Those on the outside had often wondered what the real goals of the so-called farmer protests were, but a leaked document from a Canadian organization that had been organizing the protests provides a rare insight into what the movement is really like.
Among the documents inadvertently leaked by Greta Thunberg in a now-deleted tweet is a slideshow made by an organization called the “Poetic Justice Foundation. The slides, evidently made prior to Republic Day, speak of a “Global Day of Action” on 26th January. “Protesting for Farmers on India’s Republic Day January 26, 2021” the document says.
The document, the planning and precision of which would do a Fortune 500 company proud, details how the “Global Day of Action” would be carried out. There was a detailed timeline leading up to Republic Day, in an effort to whip up emotions to a crescendo on Republic Day. On 3rd January, there was a “Discovery and Planning Meeting” held, and tag lines and hashtags were decided on 8th January. There were more events that culminated on Republic Day. As the world knows, on Republic Day, farmers in Delhi went on a violent rampage, and unfurled their religious flag on the Red Fort. Over 400 policemen were injured in the violence.
But that was only the first step of the plan. The Repeal of the Farm Bills, which most people on social media think the protests are about, seem to be only a convenient facade to hide a much more elaborate plan. The rest of the objectives move on to the hidden motives that those managing the protests really have. “Expose fascist responses to dissent,” is the next objective, which means the movement has political aims, as opposed to being a simple farmers protest. Another stated objective is to “disrupt the yoga and chai image of India in general”. India is seen in the west as being a benign, peaceful country, and these protests aim to “disrupt” that image and replace it with that of an authoritarian state.

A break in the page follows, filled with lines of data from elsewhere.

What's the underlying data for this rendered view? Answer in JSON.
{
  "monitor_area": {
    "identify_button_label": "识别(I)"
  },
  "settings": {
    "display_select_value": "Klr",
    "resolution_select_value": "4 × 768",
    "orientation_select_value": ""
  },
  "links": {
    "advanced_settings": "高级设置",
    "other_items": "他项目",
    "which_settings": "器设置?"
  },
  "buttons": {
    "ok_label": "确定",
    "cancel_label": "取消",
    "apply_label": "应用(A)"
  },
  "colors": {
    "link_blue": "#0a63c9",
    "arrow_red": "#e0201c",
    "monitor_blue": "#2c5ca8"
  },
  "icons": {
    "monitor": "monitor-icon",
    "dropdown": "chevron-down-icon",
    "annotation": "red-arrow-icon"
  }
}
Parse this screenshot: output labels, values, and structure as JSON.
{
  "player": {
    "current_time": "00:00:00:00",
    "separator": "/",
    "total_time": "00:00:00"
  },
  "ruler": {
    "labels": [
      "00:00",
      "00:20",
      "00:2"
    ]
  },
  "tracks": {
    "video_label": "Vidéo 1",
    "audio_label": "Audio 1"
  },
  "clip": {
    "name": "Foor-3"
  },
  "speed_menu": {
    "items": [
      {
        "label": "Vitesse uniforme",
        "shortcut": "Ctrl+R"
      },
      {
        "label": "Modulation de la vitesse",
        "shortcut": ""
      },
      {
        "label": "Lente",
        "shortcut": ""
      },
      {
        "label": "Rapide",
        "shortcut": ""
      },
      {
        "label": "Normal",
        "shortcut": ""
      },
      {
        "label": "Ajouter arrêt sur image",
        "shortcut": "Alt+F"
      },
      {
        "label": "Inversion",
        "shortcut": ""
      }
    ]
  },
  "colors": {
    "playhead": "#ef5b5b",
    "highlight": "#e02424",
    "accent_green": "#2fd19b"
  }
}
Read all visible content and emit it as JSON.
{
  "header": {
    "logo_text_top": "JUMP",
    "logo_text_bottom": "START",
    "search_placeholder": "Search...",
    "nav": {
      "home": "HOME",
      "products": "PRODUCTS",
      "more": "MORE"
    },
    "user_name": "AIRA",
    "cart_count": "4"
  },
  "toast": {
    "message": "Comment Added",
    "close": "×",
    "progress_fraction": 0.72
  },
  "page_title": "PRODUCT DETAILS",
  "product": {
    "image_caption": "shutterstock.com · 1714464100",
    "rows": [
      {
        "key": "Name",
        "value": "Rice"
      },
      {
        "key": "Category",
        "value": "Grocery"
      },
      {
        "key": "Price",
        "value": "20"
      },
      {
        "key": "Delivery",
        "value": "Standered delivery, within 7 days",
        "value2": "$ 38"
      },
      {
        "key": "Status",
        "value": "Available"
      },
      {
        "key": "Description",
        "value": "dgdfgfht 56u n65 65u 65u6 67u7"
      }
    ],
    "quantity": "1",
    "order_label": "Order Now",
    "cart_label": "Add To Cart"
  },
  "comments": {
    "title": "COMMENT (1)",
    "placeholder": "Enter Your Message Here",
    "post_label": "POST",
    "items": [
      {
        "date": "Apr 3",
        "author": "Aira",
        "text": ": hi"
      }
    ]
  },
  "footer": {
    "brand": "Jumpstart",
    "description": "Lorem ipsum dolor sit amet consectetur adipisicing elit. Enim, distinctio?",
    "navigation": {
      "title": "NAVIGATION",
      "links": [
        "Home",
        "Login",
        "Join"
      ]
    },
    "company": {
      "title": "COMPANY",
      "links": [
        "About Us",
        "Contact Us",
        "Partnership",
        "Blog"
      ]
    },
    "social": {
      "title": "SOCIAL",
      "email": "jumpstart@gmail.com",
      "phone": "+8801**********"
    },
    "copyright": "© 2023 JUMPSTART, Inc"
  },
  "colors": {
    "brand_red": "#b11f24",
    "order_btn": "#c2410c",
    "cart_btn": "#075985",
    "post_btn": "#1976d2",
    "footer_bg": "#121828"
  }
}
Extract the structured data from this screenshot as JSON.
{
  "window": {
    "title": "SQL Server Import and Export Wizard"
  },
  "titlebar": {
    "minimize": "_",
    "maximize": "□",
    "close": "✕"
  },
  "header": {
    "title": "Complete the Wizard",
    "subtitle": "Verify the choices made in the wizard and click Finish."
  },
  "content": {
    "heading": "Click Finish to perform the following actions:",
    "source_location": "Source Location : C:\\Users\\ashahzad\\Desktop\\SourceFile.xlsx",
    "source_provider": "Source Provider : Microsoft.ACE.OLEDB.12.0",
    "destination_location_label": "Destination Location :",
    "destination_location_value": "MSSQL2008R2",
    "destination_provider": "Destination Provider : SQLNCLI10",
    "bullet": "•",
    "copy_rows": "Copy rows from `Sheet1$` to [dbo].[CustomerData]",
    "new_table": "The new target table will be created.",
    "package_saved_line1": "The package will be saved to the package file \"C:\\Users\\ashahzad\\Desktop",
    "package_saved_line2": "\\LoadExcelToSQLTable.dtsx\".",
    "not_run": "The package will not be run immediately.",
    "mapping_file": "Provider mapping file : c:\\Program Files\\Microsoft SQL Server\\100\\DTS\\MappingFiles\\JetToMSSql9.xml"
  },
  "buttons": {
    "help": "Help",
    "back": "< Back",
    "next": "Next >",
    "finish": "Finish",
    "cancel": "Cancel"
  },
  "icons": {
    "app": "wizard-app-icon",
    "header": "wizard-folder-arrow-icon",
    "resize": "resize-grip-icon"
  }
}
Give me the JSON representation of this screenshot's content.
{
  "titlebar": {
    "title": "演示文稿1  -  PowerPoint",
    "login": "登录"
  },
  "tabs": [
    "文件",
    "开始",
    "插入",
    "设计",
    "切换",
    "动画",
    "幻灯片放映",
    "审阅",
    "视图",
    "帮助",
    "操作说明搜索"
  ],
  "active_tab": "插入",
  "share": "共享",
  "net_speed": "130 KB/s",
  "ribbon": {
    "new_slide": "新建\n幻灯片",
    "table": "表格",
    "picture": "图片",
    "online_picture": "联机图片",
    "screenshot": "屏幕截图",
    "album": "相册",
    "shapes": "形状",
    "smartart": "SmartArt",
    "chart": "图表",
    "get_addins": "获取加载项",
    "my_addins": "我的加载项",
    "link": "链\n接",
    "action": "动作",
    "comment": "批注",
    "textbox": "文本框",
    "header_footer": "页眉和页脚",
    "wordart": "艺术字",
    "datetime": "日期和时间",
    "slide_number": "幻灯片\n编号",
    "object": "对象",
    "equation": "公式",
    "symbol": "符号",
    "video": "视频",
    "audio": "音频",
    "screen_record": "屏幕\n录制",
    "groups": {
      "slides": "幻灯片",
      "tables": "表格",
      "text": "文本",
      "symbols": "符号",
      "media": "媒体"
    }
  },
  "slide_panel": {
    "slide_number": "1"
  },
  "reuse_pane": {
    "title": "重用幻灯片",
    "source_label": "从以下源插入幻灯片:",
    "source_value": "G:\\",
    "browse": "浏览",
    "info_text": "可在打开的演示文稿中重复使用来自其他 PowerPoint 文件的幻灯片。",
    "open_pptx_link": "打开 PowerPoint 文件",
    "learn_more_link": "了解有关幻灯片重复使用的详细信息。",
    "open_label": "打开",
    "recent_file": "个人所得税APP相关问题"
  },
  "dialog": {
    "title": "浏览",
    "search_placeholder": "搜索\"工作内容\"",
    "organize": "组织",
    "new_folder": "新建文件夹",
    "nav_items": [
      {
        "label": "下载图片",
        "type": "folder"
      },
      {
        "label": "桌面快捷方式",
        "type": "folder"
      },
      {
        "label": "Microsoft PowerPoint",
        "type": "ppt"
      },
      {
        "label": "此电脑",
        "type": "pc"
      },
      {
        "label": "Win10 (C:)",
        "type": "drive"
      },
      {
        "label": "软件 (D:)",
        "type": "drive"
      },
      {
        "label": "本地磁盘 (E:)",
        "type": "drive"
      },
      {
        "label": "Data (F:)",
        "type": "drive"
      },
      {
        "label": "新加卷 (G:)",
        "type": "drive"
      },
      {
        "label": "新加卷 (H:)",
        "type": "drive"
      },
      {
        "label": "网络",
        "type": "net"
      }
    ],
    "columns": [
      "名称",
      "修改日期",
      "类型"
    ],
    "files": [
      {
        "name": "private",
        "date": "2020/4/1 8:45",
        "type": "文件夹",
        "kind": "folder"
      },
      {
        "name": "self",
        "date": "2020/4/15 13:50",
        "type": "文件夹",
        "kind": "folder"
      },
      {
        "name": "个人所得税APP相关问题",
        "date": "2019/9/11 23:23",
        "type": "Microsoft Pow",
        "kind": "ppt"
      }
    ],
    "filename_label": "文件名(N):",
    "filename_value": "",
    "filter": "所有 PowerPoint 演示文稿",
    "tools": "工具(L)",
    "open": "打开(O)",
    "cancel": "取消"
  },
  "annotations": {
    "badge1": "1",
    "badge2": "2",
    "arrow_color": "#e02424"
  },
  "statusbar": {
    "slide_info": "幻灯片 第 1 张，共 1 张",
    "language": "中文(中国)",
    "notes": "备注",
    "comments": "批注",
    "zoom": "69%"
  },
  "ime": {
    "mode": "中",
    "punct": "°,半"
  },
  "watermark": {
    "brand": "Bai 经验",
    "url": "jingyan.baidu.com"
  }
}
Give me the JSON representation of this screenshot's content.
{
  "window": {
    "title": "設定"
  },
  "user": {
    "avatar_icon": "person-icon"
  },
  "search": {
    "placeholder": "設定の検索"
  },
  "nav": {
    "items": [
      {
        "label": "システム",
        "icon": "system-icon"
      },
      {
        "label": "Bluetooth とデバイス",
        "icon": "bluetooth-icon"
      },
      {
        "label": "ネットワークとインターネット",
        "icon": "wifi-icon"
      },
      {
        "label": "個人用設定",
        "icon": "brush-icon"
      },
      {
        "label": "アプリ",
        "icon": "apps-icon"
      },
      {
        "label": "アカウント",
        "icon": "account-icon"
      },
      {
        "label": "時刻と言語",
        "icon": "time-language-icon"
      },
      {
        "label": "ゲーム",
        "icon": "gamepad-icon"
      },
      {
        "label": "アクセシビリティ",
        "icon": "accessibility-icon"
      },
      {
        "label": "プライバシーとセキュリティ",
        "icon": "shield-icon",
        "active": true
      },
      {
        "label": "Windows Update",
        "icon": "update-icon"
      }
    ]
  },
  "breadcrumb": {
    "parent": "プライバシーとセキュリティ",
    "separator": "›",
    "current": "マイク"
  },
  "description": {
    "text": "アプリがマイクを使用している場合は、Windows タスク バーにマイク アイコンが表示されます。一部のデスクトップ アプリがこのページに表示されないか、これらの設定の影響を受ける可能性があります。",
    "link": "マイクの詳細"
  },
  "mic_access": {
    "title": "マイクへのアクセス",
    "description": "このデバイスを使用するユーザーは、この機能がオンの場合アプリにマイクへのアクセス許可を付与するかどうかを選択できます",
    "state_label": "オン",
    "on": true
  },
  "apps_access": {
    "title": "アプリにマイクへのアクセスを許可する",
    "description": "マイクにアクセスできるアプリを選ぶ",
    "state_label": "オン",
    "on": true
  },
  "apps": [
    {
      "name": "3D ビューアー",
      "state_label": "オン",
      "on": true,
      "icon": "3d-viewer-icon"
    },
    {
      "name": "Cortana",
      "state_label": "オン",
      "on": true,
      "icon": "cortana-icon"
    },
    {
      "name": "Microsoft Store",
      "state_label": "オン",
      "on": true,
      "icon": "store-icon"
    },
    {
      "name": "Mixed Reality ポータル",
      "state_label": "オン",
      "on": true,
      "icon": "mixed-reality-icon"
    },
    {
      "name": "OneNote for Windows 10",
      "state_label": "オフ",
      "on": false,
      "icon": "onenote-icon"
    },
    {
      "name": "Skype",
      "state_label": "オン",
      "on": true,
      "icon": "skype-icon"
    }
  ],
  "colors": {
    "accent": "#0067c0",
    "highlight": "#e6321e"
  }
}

And perhaps most tellingly, the real motives of the protest are revealed in SWOT analysis that the document carries out. Among the threats listed in the document is “being overtly Khalistani”, which indicates that the protest is being stage-managed by Khalistanis, but they’re being careful to stay behind the scenes.
What is the Poetic Justice Foundation?
The website of the Poetic Justice Foundation says that the organization “challenges structures of oppression and discrimination through intersectional grassroots advocacy.” The organization is based out of Canada. “Our goal is to educate, organize and mobilize Canadians to achieve and protect equal rights in all aspects of social, political and economic life,” it adds.
The details on the website are sparse, but more about the shadowy organization can be gleaned through other means. In October last year, the Poetic Justice Foundation had run an event titled “Khalistan: A conversation on trauma, racism and sovereignty”, which planned to discuss the complexities of the Khalistan movement.
And the members of Poetic Justice Foundation don’t seem coy about expressing their support for Khalistan either. One Mo Dhaliwal, whose bio says he works with the Poetic Justice Foundation, even says “being Khalistani isn’t a bad thing.” “And… being Khalistani isn’t a bad thing, that’s part of the problem with the framing. #khalistan is a bogeyman used to delegitimize us constantly, whereas there are movements for independence and self-determination worldwide that don’t get vilified,” he’d tweeted on 7th December last year, all but making his political views known.
The document — and the associated global conspiracy — wouldn’t never come to light had it not been for Greta Thunberg’s error in sharing it publicly on Twitter. But now that it’s been seen by the world, it provides a unique insight into how Khalistani elements have cleverly used the farmer protests to carry out their political agenda in India.